→ **Exercise brief**
When the string "html" is part of a line below, that line should be copied.

(Entries from a dataset of interfaces)
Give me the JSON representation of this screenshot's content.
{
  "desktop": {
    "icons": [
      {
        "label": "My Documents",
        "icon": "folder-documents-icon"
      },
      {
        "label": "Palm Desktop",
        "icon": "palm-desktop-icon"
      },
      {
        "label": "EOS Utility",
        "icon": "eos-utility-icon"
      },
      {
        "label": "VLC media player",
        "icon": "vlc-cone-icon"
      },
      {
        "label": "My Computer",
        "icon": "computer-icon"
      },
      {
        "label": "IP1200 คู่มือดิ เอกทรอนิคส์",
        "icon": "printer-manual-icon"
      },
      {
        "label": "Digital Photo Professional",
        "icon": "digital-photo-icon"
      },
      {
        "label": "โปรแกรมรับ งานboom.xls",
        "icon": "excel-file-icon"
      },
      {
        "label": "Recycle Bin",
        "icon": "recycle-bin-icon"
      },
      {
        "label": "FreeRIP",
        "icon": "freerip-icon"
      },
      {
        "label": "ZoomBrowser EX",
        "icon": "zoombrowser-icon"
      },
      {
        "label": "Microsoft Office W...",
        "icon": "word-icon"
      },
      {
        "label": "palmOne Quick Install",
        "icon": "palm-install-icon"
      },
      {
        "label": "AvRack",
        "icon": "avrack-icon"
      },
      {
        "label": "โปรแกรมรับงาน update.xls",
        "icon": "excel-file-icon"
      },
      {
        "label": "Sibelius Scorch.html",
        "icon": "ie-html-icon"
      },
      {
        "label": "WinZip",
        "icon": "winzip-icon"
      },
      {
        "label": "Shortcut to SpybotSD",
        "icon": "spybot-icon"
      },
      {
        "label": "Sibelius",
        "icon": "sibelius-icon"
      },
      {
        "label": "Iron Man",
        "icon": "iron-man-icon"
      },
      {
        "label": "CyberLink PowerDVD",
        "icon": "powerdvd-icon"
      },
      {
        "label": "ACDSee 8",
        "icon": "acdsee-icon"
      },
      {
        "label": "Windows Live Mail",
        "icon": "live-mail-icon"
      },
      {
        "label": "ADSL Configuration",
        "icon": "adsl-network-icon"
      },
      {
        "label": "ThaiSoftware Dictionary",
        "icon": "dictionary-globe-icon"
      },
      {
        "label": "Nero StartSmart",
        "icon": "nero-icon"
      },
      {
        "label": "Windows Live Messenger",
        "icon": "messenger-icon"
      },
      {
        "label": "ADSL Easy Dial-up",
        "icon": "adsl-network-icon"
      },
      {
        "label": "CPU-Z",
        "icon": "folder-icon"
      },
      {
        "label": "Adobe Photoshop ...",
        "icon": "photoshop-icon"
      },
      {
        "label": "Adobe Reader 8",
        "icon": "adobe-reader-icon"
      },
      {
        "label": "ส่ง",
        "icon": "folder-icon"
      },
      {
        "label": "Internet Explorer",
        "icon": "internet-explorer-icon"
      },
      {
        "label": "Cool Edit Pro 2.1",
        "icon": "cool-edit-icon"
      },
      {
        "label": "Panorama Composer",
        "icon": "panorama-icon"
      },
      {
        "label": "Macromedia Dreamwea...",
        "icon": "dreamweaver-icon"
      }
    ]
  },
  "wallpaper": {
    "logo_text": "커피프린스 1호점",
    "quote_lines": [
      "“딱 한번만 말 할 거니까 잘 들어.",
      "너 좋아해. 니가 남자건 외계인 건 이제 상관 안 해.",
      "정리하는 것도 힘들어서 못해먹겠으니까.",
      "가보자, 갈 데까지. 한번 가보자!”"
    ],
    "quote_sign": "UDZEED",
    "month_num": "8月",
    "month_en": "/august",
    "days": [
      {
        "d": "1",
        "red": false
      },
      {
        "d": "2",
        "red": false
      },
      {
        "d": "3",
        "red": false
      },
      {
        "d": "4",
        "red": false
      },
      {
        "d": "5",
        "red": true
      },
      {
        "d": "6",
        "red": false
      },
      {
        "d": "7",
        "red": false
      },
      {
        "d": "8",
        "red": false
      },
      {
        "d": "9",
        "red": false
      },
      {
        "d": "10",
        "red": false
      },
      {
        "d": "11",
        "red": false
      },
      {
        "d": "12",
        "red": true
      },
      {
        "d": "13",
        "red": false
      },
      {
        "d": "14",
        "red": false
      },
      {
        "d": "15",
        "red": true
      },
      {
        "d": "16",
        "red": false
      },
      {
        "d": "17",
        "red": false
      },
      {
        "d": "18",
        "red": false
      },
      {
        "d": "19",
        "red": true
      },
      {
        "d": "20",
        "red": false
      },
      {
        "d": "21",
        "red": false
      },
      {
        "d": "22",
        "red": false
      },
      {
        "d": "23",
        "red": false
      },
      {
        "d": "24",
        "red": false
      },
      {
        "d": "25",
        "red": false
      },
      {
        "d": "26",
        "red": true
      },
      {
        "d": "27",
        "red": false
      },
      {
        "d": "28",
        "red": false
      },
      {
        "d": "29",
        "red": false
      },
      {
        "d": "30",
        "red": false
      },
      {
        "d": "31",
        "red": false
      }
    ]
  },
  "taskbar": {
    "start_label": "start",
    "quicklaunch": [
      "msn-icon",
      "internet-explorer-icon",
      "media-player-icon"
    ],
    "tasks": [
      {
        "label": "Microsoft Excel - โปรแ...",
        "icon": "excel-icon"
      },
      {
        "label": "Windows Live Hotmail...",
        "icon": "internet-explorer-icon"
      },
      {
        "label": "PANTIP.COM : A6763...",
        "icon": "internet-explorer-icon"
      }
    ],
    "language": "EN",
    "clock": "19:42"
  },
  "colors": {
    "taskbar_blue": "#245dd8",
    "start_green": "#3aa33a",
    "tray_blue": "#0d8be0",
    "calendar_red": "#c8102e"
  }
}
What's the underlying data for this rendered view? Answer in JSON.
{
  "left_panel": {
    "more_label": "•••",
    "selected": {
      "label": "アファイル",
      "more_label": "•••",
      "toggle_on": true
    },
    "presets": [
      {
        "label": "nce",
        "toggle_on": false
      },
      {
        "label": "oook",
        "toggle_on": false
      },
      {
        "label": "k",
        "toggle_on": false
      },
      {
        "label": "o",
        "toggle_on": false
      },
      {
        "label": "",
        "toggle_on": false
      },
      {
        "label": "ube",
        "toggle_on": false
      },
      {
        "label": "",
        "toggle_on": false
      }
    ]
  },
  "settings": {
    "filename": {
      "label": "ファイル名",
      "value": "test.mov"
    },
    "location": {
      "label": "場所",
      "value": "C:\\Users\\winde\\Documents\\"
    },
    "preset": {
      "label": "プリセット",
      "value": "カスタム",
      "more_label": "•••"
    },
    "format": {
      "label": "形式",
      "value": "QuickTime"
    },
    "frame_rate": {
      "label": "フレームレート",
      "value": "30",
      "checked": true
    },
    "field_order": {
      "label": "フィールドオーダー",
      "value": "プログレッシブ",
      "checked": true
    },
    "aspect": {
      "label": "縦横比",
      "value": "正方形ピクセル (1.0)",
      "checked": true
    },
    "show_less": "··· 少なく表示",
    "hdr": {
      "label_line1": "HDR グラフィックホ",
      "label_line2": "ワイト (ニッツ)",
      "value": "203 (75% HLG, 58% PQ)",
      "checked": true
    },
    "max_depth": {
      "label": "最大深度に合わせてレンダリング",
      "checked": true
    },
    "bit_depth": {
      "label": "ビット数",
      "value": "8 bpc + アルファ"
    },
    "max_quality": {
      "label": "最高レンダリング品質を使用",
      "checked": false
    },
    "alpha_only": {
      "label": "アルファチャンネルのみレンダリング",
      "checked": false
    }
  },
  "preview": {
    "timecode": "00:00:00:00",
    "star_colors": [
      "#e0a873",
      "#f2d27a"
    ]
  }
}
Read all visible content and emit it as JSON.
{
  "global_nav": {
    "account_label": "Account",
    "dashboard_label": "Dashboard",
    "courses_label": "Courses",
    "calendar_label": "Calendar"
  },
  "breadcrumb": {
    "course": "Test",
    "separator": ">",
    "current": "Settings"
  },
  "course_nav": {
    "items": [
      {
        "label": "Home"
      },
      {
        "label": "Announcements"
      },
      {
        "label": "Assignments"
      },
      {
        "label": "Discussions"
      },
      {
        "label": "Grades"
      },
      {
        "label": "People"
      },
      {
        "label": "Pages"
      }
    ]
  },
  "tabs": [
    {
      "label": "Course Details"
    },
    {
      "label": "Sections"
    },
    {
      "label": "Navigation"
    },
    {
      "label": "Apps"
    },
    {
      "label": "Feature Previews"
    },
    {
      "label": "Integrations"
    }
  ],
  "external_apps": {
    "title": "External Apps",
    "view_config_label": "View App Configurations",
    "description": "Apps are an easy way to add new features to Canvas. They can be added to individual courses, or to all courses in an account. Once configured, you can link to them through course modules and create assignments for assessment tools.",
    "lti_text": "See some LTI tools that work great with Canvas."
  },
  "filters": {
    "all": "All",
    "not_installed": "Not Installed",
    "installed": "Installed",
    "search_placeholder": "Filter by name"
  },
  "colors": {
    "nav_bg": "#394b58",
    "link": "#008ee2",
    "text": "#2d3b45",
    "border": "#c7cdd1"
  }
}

→ **Task solution**
        "label": "Sibelius Scorch.html",
        "icon": "ie-html-icon"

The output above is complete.